A key component of the Millennium Village project is a concept, developed by Professor Vijay Modi, for a village vehicle for transporting villagers to hospitals for emergency medical treatment, gaining easier access to markets, and providing electricity through rechargeable lanterns. The Earth Institute will launch the Millennium Villages project in March 2005 and over the next five years, expects to expand the number of villages in Africa as well as adding villages in other parts of the developing world.

Earth Clinic funds have also assisted Professor Awash Teklehaimanot, health expert at the Earth Institute, to support the work of the newly formed Center for National Health Development in Ethiopia — created to help Ethiopia’s Ministry of Health achieve its ambitious plan of expanding primary health care facilities and services in Ethiopia with a particular focus on malaria and HIV/AIDS, data management, and program evaluation. The government of Ethiopia plans to train up to 25,000 health works over the next five years and build or upgrade close to 3,000 health care centers and up to 14,000 primary health posts. The Earth Clinic support enables Professor Teklehaimanot to conduct a demographic health survey of rural communities that will be needed by newly trained health workers and to develop implementation plans for the health extension program.
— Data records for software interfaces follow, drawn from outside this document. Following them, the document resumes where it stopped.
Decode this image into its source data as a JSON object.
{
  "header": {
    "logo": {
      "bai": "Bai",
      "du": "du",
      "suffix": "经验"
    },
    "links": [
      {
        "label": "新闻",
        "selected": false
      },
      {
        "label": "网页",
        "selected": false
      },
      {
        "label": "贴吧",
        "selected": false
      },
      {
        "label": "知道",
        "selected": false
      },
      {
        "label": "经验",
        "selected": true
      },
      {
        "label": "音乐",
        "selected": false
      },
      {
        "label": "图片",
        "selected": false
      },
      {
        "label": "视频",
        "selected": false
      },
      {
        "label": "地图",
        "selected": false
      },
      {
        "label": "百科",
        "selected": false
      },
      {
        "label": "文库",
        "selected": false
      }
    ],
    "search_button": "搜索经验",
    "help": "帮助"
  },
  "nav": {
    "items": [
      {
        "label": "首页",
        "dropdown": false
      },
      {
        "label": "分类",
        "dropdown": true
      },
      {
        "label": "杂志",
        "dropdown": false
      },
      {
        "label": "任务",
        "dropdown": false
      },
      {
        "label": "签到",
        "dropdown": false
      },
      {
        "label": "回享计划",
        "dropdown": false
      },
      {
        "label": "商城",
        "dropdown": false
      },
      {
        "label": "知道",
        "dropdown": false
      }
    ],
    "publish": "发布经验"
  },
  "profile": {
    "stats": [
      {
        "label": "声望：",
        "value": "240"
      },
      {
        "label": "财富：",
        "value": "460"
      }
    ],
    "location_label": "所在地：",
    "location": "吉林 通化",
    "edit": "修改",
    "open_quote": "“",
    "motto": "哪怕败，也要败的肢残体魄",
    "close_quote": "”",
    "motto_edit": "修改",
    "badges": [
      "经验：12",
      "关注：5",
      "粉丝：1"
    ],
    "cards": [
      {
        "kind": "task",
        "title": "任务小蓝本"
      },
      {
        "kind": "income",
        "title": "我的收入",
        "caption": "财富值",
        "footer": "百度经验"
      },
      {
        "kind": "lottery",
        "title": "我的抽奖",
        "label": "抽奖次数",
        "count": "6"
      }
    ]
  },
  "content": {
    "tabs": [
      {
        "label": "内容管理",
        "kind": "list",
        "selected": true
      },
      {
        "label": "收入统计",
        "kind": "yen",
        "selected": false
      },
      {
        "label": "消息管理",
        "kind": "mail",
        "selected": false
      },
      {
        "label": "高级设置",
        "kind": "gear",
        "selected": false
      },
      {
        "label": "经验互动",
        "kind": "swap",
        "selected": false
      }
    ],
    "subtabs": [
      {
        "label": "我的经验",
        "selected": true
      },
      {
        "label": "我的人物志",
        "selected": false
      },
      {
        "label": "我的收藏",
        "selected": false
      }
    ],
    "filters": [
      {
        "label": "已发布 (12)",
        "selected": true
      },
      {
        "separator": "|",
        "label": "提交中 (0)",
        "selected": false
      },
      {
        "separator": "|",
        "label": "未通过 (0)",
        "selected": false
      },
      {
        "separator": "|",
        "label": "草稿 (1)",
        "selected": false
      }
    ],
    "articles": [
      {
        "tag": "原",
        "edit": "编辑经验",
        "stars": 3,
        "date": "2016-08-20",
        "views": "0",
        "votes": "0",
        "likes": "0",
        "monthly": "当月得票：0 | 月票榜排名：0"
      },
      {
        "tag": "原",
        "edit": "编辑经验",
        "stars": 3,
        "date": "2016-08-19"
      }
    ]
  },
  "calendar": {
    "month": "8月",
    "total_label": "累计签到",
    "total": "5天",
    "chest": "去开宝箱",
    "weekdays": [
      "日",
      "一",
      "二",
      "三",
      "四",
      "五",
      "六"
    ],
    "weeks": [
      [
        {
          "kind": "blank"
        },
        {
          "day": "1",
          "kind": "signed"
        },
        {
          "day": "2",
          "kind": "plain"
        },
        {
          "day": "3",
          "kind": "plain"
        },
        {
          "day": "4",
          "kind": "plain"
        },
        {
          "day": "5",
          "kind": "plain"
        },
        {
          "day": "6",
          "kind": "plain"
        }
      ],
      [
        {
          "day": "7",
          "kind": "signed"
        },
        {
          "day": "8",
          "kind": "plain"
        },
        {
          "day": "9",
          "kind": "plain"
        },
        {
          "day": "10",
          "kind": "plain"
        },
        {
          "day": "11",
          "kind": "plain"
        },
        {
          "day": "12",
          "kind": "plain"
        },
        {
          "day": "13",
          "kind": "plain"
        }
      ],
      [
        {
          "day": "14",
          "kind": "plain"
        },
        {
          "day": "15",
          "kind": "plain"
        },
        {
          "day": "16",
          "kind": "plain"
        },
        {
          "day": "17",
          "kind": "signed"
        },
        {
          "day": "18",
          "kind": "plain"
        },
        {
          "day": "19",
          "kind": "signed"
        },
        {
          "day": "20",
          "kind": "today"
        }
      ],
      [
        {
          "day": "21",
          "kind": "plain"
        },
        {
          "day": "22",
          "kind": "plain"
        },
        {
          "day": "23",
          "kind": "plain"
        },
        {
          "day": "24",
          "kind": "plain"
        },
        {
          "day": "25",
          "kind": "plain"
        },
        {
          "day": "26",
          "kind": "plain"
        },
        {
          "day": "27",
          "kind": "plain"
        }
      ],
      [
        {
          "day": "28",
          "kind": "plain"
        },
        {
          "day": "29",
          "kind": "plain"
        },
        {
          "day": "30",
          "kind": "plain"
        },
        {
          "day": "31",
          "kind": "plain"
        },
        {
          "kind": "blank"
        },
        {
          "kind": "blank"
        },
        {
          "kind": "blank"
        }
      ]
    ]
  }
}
São Tomé and Príncipe
Since mid-2003, a team led by Professor Sachs has advised the government of São Tomé and Príncipe on how to best manage and invest its new oil revenues to avoid the “resource curse” that afflicts many oil exporters struggling with corruption and social conflict from their newfound wealth. This includes drafting of new laws to ensure transparency of deposited oil revenues and their investment into sustainable economic development measures. For example, São Tomé and Príncipe's new laws institute a system of checks and balances designed to limit conflict and prevent corruption before it occurs and make all information about the country's oil revenues easily available to the public. The Earth Institute team will continue to work with the government on how to invest the revenues for sustained economic growth focusing on health, education, infrastructure, electrification, telecommunications and fisheries and to eliminate poverty on the islands.

It will take about three years to complete phase one of the Earth Clinic, during which Earth Clinic faculty and researchers will refine the interventions required to address these pressing global challenges and to develop prototypes that can be applied, with modifications, worldwide. The Earth Institute has received a generous $1 M gift to begin phase one in addition to the $5 M grant from the Lenfest Foundation for the Millennium Villages Project.

In phase two, planned to begin in 2008, the Earth Clinic will expand its client base of developing countries and expand from treatment of symptoms to developing methods of prevention of these severe economic and environmental problems.

Professor Sachs provides overall strategic guidance and advice on economic development to the Earth Clinic with Professor Schlosser chairing the Earth Clinic’s steering committee composed of the leaders of its projects and serving as overall director of the Earth Clinic’s projects and activities. The steering committee includes senior faculty and scientists with expertise in environmental engineering, agriculture and agro-ecology, energy, infrastructure in low-income countries, global public health, and climate and society interactions. In addition, Earth Institute fellows, Ph.D. students, masters-level students and undergraduates in affiliated departments participate in Earth Clinic projects.

The Earth Institute at Columbia University is the world’s leading academic center for the integrated study of Earth, its environment and society. The Earth Institute builds upon excellence in the core disciplines—earth sciences, biological sciences, engineering sciences, social sciences and health sciences—and stresses cross-disciplinary approaches to complex problems. Through research, training and global partnerships, it mobilizes science and technology to advance sustainable development, while placing special emphasis on the needs of the world’s poor.